There are two aspects of the term “Euro Dane” that I would like to address. First, the actual type difference seen in different countries. Second, the sales tactic of breeders who claim they have Euro Dane puppies.
It should be known that the Great Dane standard is virtually the same, world over. Check out the Great Dane Club of America’s Illustrated Standard and the FCI (Federation Cynologique Internationale) Illustrated Standard.
There is, however, some variance in type preference. Some countries do prefer a heavier, more Mastiff looking, type. Some variance in type is acceptable, however when the type variance becomes so drastic that the dog no longer resembles the original breed, there is a problem.
I would like to point out the first few lines from the GDCA standard:
The Great Dane combines, in its regal appearance, dignity, strength and elegance with great size and a powerful, well-formed, smoothly muscled body. It is one of the giant working breeds, but is unique in that its general conformation must be so well balanced that it never appears clumsy, and shall move with a long reach and powerful drive.
Our Danes should not be confused with a Mastiff or a Greyhound. They should distinctively look like a Great Dane.
Breeders Offering Euro Dane Puppies
Respectfully, I have never seen a responsible breeder boast that their puppies are “Euro”. A good breeder understands a Dane is a Dane is a Dane. Country of origin is irrelevant. Even if they have imported puppies or bred to a dog from overseas, they do not need to make their dogs sound exotic to sell them.
A common ploy is to tout a percentage of “Euro” for a dog. If one pauses to consider this, they will understand that the immaterialness of this statement, because genetics do not work this way. I might be 25% (one grandparent) of certain ethnic background, but that does not mean I have exactly 25% of those genes. Quite possibly the other side of my family tree had a stronger genetic influence in my makeup. I may strongly resemble that one grandparent, or I might look nothing like them.
A breeder can claim anything they wish and it is up to the prospective buyer to do their research and make educated choices.
If you are considering importing a dog, do realize that there are bad (and good) breeders all over the world. A bad breeder thousands of miles away has an easier time pulling the wool over a prospective buyer’s eyes. Before one considers importing a dog into the States, consider that you are at an automatic disadvantage. Not being able to meet any of the puppy’s relatives, verify their living conditions in person, a possible language barriers with the breeder, and a huge distance gap if any problems arise.
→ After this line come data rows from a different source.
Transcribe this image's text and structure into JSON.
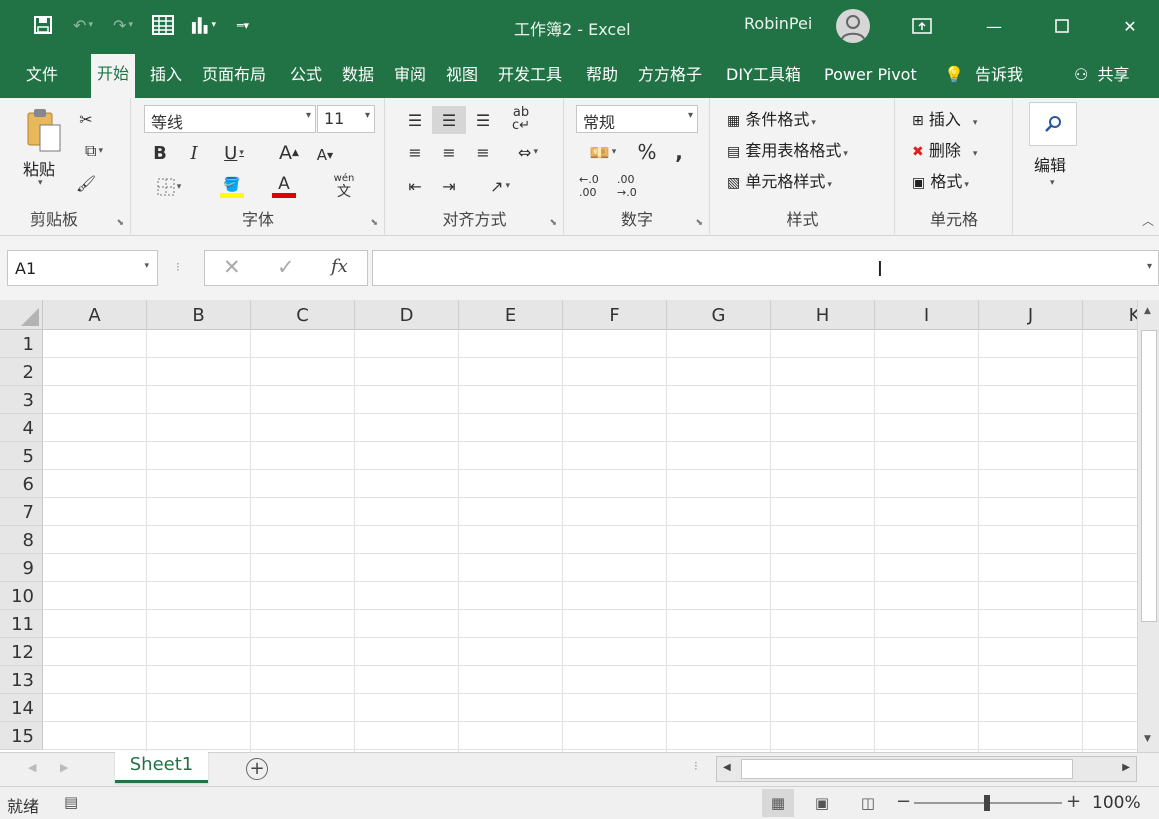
{
  "titlebar": {
    "document_title": "工作簿2  -  Excel",
    "user_name": "RobinPei",
    "qat": [
      "save-icon",
      "undo-icon",
      "redo-icon",
      "form-icon",
      "chart-icon",
      "customize-icon"
    ]
  },
  "tabs": [
    "文件",
    "开始",
    "插入",
    "页面布局",
    "公式",
    "数据",
    "审阅",
    "视图",
    "开发工具",
    "帮助",
    "方方格子",
    "DIY工具箱",
    "Power Pivot"
  ],
  "active_tab": "开始",
  "tell_me": "告诉我",
  "share": "共享",
  "ribbon": {
    "clipboard": {
      "label": "剪贴板",
      "paste": "粘贴"
    },
    "font": {
      "label": "字体",
      "font_name": "等线",
      "font_size": "11",
      "pinyin": "wén"
    },
    "alignment": {
      "label": "对齐方式",
      "wrap": "ab"
    },
    "number": {
      "label": "数字",
      "format": "常规",
      "percent": "%",
      "comma": ",",
      "inc_decimal": "←.0 .00",
      "dec_decimal": ".00 →.0"
    },
    "styles": {
      "label": "样式",
      "conditional": "条件格式",
      "table": "套用表格格式",
      "cell_styles": "单元格样式"
    },
    "cells": {
      "label": "单元格",
      "insert": "插入",
      "delete": "删除",
      "format": "格式"
    },
    "editing": {
      "label": "编辑"
    }
  },
  "formula_bar": {
    "name_box": "A1",
    "fx": "fx",
    "value": ""
  },
  "columns": [
    "A",
    "B",
    "C",
    "D",
    "E",
    "F",
    "G",
    "H",
    "I",
    "J",
    "K"
  ],
  "rows": [
    "1",
    "2",
    "3",
    "4",
    "5",
    "6",
    "7",
    "8",
    "9",
    "10",
    "11",
    "12",
    "13",
    "14",
    "15"
  ],
  "sheets": [
    "Sheet1"
  ],
  "statusbar": {
    "ready": "就绪",
    "zoom": "100%"
  },
  "colors": {
    "brand": "#217346",
    "ribbon_bg": "#f3f3f3",
    "font_color": "#e00000",
    "highlight": "#ffff00"
  }
}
Of course, there is also the cost of importing a dog. All of these reasons might play into why many buyers love the idea of purchasing Euro Danes from a breeder here in the States. Unfortunately, bad breeders know and take advantage of this, using the term as a buzz word to encourage sales.
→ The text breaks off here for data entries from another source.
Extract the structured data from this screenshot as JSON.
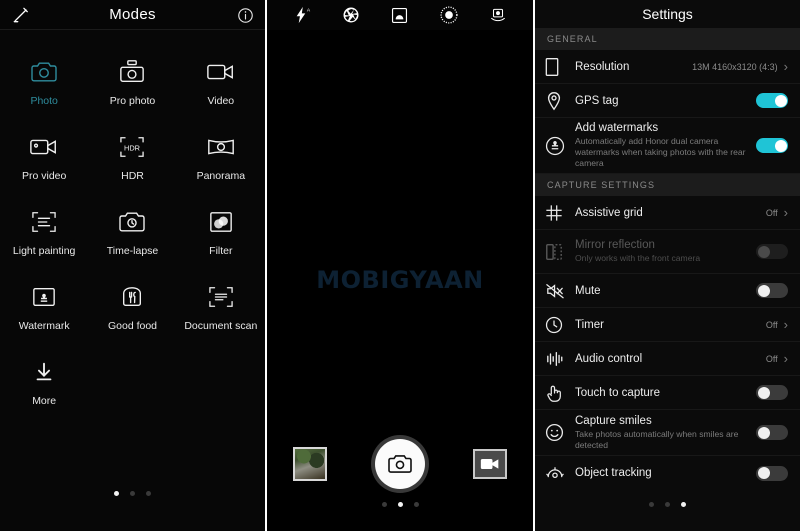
{
  "modes_panel": {
    "title": "Modes",
    "header_icons": {
      "left": "magic-wand-icon",
      "right": "info-icon"
    },
    "items": [
      {
        "label": "Photo",
        "icon": "photo-camera-icon",
        "active": true
      },
      {
        "label": "Pro photo",
        "icon": "pro-photo-icon",
        "active": false
      },
      {
        "label": "Video",
        "icon": "video-camera-icon",
        "active": false
      },
      {
        "label": "Pro video",
        "icon": "pro-video-icon",
        "active": false
      },
      {
        "label": "HDR",
        "icon": "hdr-icon",
        "active": false
      },
      {
        "label": "Panorama",
        "icon": "panorama-icon",
        "active": false
      },
      {
        "label": "Light painting",
        "icon": "light-painting-icon",
        "active": false
      },
      {
        "label": "Time-lapse",
        "icon": "time-lapse-icon",
        "active": false
      },
      {
        "label": "Filter",
        "icon": "filter-icon",
        "active": false
      },
      {
        "label": "Watermark",
        "icon": "watermark-icon",
        "active": false
      },
      {
        "label": "Good food",
        "icon": "good-food-icon",
        "active": false
      },
      {
        "label": "Document scan",
        "icon": "document-scan-icon",
        "active": false
      },
      {
        "label": "More",
        "icon": "download-more-icon",
        "active": false
      }
    ],
    "pager": {
      "count": 3,
      "active_index": 0
    }
  },
  "camera_panel": {
    "top_icons": [
      "flash-auto-icon",
      "aperture-icon",
      "wide-aperture-icon",
      "beauty-filter-icon",
      "moving-picture-icon"
    ],
    "watermark_text": "MOBIGYAAN",
    "gallery_thumbnail": "gallery-thumbnail",
    "shutter_button": "shutter-button",
    "video_button": "video-record-button",
    "pager": {
      "count": 3,
      "active_index": 1
    }
  },
  "settings_panel": {
    "title": "Settings",
    "sections": [
      {
        "header": "GENERAL",
        "rows": [
          {
            "label": "Resolution",
            "sub": "",
            "icon": "resolution-icon",
            "control": "chevron",
            "value": "13M 4160x3120 (4:3)",
            "disabled": false
          },
          {
            "label": "GPS tag",
            "sub": "",
            "icon": "location-pin-icon",
            "control": "toggle",
            "state": "on",
            "disabled": false
          },
          {
            "label": "Add watermarks",
            "sub": "Automatically add Honor dual camera watermarks when taking photos with the rear camera",
            "icon": "watermark-stamp-icon",
            "control": "toggle",
            "state": "on",
            "disabled": false
          }
        ]
      },
      {
        "header": "CAPTURE SETTINGS",
        "rows": [
          {
            "label": "Assistive grid",
            "sub": "",
            "icon": "grid-icon",
            "control": "chevron",
            "value": "Off",
            "disabled": false
          },
          {
            "label": "Mirror reflection",
            "sub": "Only works with the front camera",
            "icon": "mirror-icon",
            "control": "toggle",
            "state": "disabled",
            "disabled": true
          },
          {
            "label": "Mute",
            "sub": "",
            "icon": "mute-icon",
            "control": "toggle",
            "state": "off",
            "disabled": false
          },
          {
            "label": "Timer",
            "sub": "",
            "icon": "timer-clock-icon",
            "control": "chevron",
            "value": "Off",
            "disabled": false
          },
          {
            "label": "Audio control",
            "sub": "",
            "icon": "audio-control-icon",
            "control": "chevron",
            "value": "Off",
            "disabled": false
          },
          {
            "label": "Touch to capture",
            "sub": "",
            "icon": "touch-icon",
            "control": "toggle",
            "state": "off",
            "disabled": false
          },
          {
            "label": "Capture smiles",
            "sub": "Take photos automatically when smiles are detected",
            "icon": "smile-icon",
            "control": "toggle",
            "state": "off",
            "disabled": false
          },
          {
            "label": "Object tracking",
            "sub": "",
            "icon": "object-tracking-icon",
            "control": "toggle",
            "state": "off",
            "disabled": false
          }
        ]
      }
    ],
    "pager": {
      "count": 3,
      "active_index": 2
    }
  },
  "colors": {
    "accent_teal": "#2f8d9e",
    "toggle_on": "#1fc4d6",
    "watermark": "#0d2133",
    "background": "#000000"
  }
}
Much more important than an exotic sounding claims are tangible things, which a buyer can verify themselves. Things like health testing, with results publicly displayed in the OFA database. A breeder’s involvement with their breed and their peers, verified via active membership in breed clubs. And, a good reputation with their peers. If you are looking at a breeder, do a reputation check with other breeders. Do not rely on handpicked references offered by the breeder, seek out their peers and ask them. Also important in a good breeding program is a some success in the show ring.